The film's programmatic depiction of Walt's transition from xenophobe to grudging member of a changing America is hardly subtle, and at times the film lurches into well-intentioned racism itself, particularly in the form of Thao's sister Sue (Ahney Her) - I've spent a lot of time trying to figure out if Sue's didactic, on-the-nose dialogue is the result of poor acting, poor writing, or very canny acting and writing meant to suggest that the young woman is pretending to have a better grasp of her adopted language than is the case; but the fact that I can question this at all doesn't augur in the film's favor. Yet I simply can't get myself very worked up over the gaping flaws in the screenplay, simply because in every other way, Gran Torino feels like a proud throwback to the pulp message pictures of the 1950s; and none of those films were particularly subtle or sensitive. Honestly, Gran Torino feels like Eastwood's most Sam Fuller-y film ever, chiefly in its fetishistic treatment of the Korean War and its ethnographic obsession with an obscure ethnic group. Sure, it's watered-down Fuller, but that's a lot better than no Fuller at all, which is what we get in essentially every other movie that exists these days.
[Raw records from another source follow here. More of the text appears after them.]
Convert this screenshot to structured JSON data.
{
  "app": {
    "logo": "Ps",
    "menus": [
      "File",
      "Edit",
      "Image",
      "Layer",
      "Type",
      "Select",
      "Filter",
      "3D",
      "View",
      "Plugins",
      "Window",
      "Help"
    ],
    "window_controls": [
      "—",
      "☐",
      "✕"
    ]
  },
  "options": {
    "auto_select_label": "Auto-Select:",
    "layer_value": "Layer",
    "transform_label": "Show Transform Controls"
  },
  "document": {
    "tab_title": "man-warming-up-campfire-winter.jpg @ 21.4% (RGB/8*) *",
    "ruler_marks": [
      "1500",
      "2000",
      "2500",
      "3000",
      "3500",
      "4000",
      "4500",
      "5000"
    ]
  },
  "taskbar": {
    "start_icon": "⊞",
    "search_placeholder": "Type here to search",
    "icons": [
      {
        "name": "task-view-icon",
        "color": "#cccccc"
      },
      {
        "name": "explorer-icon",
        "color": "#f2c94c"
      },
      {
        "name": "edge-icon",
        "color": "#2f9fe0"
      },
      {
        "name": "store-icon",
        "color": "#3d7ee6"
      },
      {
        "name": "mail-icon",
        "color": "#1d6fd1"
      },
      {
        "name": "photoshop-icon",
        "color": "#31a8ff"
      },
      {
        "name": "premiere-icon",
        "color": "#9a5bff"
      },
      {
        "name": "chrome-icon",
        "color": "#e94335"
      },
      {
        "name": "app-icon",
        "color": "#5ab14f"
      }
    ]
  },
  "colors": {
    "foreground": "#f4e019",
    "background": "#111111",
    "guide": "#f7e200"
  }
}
Besides, Eastwood has the directorial chops to justify the comparison, almost. Gran Torino isn't the formal masterpiece that Million Dollar Baby was, but it's impeccably shot and except for a handful of shots that clearly go on for a few frames too long, every single cut seems to serve a purpose. There's an urgency born from necessity when a film is produced quickly: without time to waste on set, every shot has to mean something, else it doesn't justify the set-up time. This is the secret behind some of Fuller's best work of the 1950s, and the fact that Gran Torino had the fastest turnaround time of any Eastwood film this decade shows: it's incredibly lean, the first of the director's films under two hours since 2002's Blood Work.
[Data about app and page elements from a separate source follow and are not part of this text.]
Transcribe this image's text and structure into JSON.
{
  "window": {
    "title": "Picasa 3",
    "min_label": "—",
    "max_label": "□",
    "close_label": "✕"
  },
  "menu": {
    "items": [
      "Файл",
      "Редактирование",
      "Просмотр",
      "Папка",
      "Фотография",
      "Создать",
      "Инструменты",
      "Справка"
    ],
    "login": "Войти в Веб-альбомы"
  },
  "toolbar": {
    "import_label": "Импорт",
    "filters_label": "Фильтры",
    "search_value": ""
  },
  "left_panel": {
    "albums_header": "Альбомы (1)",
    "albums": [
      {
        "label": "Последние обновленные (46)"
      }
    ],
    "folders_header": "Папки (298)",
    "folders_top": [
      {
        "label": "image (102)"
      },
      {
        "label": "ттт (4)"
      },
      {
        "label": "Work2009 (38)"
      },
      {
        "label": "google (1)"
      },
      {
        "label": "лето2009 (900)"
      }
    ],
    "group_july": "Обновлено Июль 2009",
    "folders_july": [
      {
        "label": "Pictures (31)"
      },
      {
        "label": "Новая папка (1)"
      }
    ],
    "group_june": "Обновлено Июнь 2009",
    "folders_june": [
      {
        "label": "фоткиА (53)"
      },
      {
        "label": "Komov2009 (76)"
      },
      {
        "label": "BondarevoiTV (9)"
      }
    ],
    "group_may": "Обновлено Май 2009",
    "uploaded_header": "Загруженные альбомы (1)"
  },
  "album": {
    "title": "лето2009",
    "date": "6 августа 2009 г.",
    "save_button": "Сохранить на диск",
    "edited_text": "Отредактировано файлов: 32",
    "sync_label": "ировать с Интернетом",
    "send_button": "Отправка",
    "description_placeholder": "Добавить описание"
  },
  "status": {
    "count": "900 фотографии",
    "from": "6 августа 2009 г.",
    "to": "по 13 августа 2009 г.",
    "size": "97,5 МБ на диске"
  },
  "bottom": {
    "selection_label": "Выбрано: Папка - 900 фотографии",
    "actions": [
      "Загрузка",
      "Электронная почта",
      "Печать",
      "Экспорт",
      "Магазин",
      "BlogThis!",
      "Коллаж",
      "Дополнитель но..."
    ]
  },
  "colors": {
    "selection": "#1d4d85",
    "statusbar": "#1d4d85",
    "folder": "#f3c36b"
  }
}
Before I say goodbye to the film, I would be a fool to ignore the elephant in the room: Eastwood himself plays Walt, and he claims that with this film, he retires from acting. It's not hard to believe him: the film is plainly a goodbye to the Dirty Harry persona that, along with the Man With No Name (who was disposed of in Unforgiven), underlies every other Eastwood character. The performance itself doesn't necessarily rate among the actor's best: Million Dollar Baby had a much better portrait of the artist as an old man, and several of his '90s films showcased a more interesting idea of a man tormented by the violence he has done and must continue to do. But it's a fine farewell, much better than e.g. Woody Allen in Scoop. That Eastwood is a great performer I'm taking as written; of course, like his fellow Western icon John Wayne, there continue to be an (ever-dwindling) number of people who mistake his limited range for a lack of talent, but I'll just let those people find enlightenment themselves.
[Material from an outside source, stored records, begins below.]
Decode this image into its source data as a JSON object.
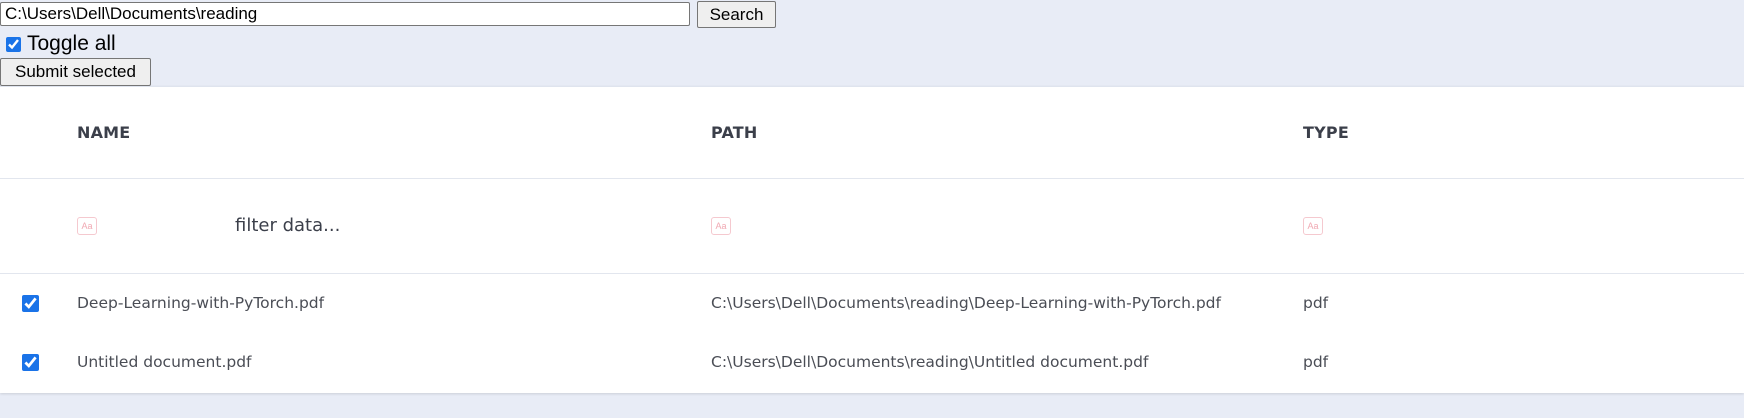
{
  "toolbar": {
    "search_value": "C:\\Users\\Dell\\Documents\\reading",
    "search_label": "Search",
    "toggle_all_label": "Toggle all",
    "toggle_all_checked": true,
    "submit_label": "Submit selected"
  },
  "table": {
    "columns": [
      "NAME",
      "PATH",
      "TYPE"
    ],
    "filter_placeholder": "filter data...",
    "filter_icon_text": "Aa",
    "rows": [
      {
        "checked": true,
        "name": "Deep-Learning-with-PyTorch.pdf",
        "path": "C:\\Users\\Dell\\Documents\\reading\\Deep-Learning-with-PyTorch.pdf",
        "type": "pdf"
      },
      {
        "checked": true,
        "name": "Untitled document.pdf",
        "path": "C:\\Users\\Dell\\Documents\\reading\\Untitled document.pdf",
        "type": "pdf"
      }
    ]
  },
  "colors": {
    "page_background": "#e8ecf6",
    "table_background": "#ffffff",
    "checkbox_accent": "#1a73e8",
    "filter_icon": "#f0a8b2"
  },
  "icons": [
    "case-sensitive-icon"
  ]
}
Look, not everyone is going to like Gran Torino. It's undeniably hokey. But all pulp fiction is ultimately a little hokey, and that's usually why the makers of such movies compensate by bringing their A-game behind the camera. I can't make anybody love Eastwood's aesthetic, but for those who do, this is a giant step up from Changeling, and different enough from his great films in the middle of the decade to demonstrate conclusively that old age hasn't led the director into a comfort zone: he continues to find new and sometimes weird ways to challenge himself creatively. Gran Torino may be lopsided, hammy and overdetermined, but those are exactly the reasons I'm compelled to call it a great movie.